Provided that a suit to obtain relief respecting, or compensation for wrong to, immovable property held by or on behalf of the defendant, may where the relief sought can be entirely obtained through his personal obedience be instituted either in the Court within the local limits of whose jurisdiction the property is situate, or in the Court within the local limits of whose jurisdiction the defendant actually and voluntarily resider, or carries on business, or personally works for gain. Explanation.? In this section “property” means property situate in India.

17. Suits for immovable property situate within jurisdiction of different Courts? Where a suit is to obtain relief respecting, or compensation for wrong to, immovable property situate within the jurisdiction of different Court, the suit my be instituted in any Court within the local limits of whose jurisdiction any portion of the property is situate :

Provided that, in respect of the value of the subject matter of the suit, the entire claim is cognizable by such Court. 18. Place of institution of suit where local limits of jurisdiction of Courts are uncertain? (1) Where it is alleged to be uncertain within the local limits of the jurisdiction of which of two or more Courts any immovable property is situate, any one of those Courts may, if satisfied that there is ground for the alleged uncertainty, record a statement to that effect and thereupon proceed to entertain and dispose of any suit relating to that property, and its decree in the suit shall have the same effect as if the property were situate within the local limits of its jurisdiction :

Provided that the suit is one with respect to which the Court is competent as regards the nature and value of the suit to exercise jurisdiction. (2) Where a statement has not been recorded under sub-section (1), and objection is taken before an Appellate or Revisional Court that a decree or order in a suit relating to such property was made by a Court not having jurisdiction where the property is situate, the Appellate or Revisional Court shall not allow the objection unless in its opinion there was, at the time of the institution of the suit, no reasonable ground for uncertainty as to the Court having jurisdiction with respect thereto and there has been a consequent failure of justice. 19. Suits for compensation for wrongs to person or movable?
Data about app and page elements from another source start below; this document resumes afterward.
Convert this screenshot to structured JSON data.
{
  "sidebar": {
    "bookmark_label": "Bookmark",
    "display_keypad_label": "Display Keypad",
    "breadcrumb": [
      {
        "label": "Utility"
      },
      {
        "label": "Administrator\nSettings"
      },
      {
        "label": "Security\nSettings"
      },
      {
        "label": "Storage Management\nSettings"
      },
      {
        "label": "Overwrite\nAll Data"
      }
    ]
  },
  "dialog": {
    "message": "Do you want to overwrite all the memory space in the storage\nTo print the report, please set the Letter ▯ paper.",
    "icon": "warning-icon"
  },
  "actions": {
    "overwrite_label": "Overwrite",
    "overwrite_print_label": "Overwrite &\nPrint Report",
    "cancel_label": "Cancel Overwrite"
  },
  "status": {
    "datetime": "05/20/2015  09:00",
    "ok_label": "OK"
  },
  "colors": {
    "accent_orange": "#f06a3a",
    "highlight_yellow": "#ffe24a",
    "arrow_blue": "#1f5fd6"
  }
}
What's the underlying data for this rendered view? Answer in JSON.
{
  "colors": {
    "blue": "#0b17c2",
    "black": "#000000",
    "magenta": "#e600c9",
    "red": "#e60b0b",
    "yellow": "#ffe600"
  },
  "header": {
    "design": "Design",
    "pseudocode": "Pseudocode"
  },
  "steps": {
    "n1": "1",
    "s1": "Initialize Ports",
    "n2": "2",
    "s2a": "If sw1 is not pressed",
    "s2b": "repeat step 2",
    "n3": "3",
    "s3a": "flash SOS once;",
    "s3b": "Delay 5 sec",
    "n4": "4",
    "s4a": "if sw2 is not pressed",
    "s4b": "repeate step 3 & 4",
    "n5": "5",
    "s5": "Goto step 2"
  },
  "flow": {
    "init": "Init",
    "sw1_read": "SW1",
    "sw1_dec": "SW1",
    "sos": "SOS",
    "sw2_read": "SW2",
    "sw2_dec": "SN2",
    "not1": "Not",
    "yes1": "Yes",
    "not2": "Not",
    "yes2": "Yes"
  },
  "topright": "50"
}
Where a suit is for compensation for wrong done to the person or to movable property, if the wrong was done within the local limits of the jurisdiction of one Court and the defendant resides, or carries on business, or personally works for gain, within the local limits of the jurisdiction of another Court, the suit may be instituted at the option of the plaintiff in either of the said Courts. Illustrations (a) A, residing in Delhi, beats B in Calcutta. B may sue A either in Calcutta or in Delhi. (b) A, residing in Delhi, publishes in Calcutta statements defamatory of B. B may sue A either in Calcutta or in Delhi. 20. Other suits to be instituted where defendants reside or cause of action arises? Subject to the limitations aforesaid, every suit shall be instituted in Court within the local limits of whose jurisdiction?

(a) the defendant, or each of the defendants where there are more than one, at the time of the commencement of the suit, actually and voluntarily resides, or carries on business, or personally works for gain; or (b) any of the defendants, where there are more than one, at the time of the commencement of the suit actually and voluntarily resides, or carries on business, or personally works for gain, provided that in such case either the leave of the Court is given, or the defendants who do not reside, or carry on business, or personally work for gain, as aforesaid, acquiesce in such institution; or (c) the cause of action, wholly or in part, arises.